  2. TravelPro: I’ve been traveling for work for 7 years now. I’ve had two roll aboard bags and yesterday, I just order us new ones. In December, I stopped in to the TravelPro Outlet store to check out new luggage, since Troy’s bag was out of commission. My salesman was great and picked out two models that would survive the European cobble streets: the TravelPro Maxlite for Troy since he doesn’t travel as much and packs fairly light, and the Crew for me, the kind that pilots and flight attendants use. We were able to get the latest 22-inch models of each bag at a great price. They both have considerable packing space while still being considered a carry-on. If you are considering buying a new roll aboard, get the 2-wheeled models, not the 4-wheel spinner bags. Two wheels allow for easier transportation and they give you much more packing space.
  3. AirBnB: Thanks to work travel, Troy and I have accumulated an obscene amount of Hilton and Marriott Reward points. This will make our London hotel entirely free, and our Rome hotel deeply discounted. But for Paris, I wanted to rent an apartment not only to take advantage of the open food markets, but also to have a washer and dryer. We found a cute two room apartment in the 19th, six days for $650 on AirBnB. We booked the apartment 2 weeks ago, so now our trip finally feels real. This has completely freed up a lot of our budget, and we don’t have to pack nearly as much. Awesome way to travel light!
  4. The Paris Pass and the Roma Pass: Yes, the Paris Pass is expensive, but this is our honeymoon after all. A six-day pass for six days in Paris, the Paris Pass includes free entry and express admission to all of the museums and monuments on our list, as well as open access to the Metro and public transit. In this case since we’re trying to hit all the big things in a limited window, we do save money and time. On our next trip to Paris, since we would’ve already seen the major attractions, we probably won’t need to buy a Paris Pass again. The Roma Pass offers complimentary entries and fast passes to our first two attractions in Rome and discounted entry to the attractions after.

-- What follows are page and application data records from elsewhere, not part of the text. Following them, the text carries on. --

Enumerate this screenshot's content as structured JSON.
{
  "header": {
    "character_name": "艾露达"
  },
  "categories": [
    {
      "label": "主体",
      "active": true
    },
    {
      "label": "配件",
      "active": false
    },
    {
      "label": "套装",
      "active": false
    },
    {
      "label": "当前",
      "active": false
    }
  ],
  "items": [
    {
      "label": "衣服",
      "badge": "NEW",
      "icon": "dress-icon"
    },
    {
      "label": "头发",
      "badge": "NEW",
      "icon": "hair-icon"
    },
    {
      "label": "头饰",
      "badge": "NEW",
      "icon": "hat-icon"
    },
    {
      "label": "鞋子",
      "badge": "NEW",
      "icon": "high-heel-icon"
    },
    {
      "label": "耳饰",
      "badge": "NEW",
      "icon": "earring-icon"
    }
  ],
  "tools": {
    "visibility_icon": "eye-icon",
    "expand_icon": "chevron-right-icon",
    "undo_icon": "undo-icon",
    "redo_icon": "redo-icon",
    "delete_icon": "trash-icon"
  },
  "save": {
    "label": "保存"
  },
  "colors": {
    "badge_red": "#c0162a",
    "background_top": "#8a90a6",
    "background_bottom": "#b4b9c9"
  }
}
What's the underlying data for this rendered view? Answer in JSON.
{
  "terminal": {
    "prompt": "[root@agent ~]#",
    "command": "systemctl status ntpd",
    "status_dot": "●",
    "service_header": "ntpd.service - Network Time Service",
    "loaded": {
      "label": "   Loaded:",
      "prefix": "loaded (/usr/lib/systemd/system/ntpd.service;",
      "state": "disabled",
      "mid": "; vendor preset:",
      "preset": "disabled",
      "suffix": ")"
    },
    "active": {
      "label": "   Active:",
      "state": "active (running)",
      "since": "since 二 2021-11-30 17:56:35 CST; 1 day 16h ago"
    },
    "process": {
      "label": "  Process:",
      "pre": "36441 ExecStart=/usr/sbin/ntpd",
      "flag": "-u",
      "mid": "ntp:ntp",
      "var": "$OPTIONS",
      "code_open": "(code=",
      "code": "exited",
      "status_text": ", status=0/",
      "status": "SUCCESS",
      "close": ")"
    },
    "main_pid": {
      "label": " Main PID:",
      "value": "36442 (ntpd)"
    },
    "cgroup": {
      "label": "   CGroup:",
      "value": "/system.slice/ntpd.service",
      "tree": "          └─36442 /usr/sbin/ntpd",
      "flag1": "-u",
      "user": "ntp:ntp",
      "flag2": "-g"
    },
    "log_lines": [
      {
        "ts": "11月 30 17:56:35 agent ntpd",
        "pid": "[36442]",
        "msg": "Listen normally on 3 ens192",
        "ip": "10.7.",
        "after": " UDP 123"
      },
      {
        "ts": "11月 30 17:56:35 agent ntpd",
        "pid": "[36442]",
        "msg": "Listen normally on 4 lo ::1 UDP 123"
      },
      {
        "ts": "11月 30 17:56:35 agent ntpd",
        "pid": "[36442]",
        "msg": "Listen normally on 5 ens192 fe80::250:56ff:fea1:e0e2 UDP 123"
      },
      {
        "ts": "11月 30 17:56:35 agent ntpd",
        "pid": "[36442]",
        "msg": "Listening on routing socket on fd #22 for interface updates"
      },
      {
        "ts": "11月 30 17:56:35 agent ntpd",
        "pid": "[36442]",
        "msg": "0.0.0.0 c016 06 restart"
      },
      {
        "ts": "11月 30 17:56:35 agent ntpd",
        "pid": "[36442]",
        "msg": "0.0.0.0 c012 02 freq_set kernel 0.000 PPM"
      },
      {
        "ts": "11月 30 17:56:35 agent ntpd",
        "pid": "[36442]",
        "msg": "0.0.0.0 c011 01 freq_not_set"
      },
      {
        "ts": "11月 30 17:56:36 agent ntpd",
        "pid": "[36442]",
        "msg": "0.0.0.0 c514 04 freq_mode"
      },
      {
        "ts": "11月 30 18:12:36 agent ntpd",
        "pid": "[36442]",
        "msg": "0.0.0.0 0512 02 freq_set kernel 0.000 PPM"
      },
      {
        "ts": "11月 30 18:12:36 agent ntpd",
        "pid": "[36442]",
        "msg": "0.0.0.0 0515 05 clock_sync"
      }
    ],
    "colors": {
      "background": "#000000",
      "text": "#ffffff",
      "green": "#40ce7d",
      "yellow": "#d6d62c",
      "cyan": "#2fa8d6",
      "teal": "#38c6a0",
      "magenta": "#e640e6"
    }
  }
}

This Pass is considerably less expensive and also perfect since we will only be spending three nights in Rome. Both passes make my trip planning so much easier.

What are your favorite MVPs for trip planning? Bon Voyage! ~Patti